→ To do
Every line of the records below that holds the word "title" should be copied out.

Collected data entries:
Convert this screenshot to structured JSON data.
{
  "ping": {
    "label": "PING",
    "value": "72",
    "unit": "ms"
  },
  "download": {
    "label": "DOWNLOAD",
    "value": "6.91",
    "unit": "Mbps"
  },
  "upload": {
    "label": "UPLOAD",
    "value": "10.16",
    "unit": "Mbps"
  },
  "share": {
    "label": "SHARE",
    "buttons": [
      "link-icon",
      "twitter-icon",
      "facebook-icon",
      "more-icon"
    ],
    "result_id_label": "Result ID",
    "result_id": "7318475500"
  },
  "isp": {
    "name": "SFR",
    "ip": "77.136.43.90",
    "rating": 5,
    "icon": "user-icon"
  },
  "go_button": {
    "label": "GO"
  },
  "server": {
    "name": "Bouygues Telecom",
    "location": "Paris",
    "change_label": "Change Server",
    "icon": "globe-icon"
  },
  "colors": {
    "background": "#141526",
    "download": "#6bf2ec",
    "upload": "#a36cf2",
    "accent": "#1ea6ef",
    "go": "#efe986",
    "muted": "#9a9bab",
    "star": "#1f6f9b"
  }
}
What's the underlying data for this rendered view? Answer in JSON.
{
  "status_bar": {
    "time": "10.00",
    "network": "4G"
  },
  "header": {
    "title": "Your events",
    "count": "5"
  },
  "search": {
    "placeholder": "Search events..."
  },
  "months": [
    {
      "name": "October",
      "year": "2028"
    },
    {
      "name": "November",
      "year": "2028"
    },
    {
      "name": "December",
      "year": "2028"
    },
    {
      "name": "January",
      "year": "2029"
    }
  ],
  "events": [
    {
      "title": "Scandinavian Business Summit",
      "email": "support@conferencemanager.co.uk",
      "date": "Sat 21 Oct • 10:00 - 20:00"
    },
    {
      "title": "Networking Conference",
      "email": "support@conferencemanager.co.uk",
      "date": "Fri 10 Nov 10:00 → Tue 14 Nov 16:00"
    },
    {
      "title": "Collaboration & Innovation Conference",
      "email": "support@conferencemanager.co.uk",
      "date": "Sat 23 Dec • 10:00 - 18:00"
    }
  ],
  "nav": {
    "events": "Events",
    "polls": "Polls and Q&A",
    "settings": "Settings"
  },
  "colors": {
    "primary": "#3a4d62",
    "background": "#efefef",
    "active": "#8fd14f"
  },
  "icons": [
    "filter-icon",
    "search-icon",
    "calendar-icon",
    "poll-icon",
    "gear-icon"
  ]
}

→ Answer to this exercise
    "title": "Your events",
      "title": "Scandinavian Business Summit",
      "title": "Networking Conference",
      "title": "Collaboration & Innovation Conference",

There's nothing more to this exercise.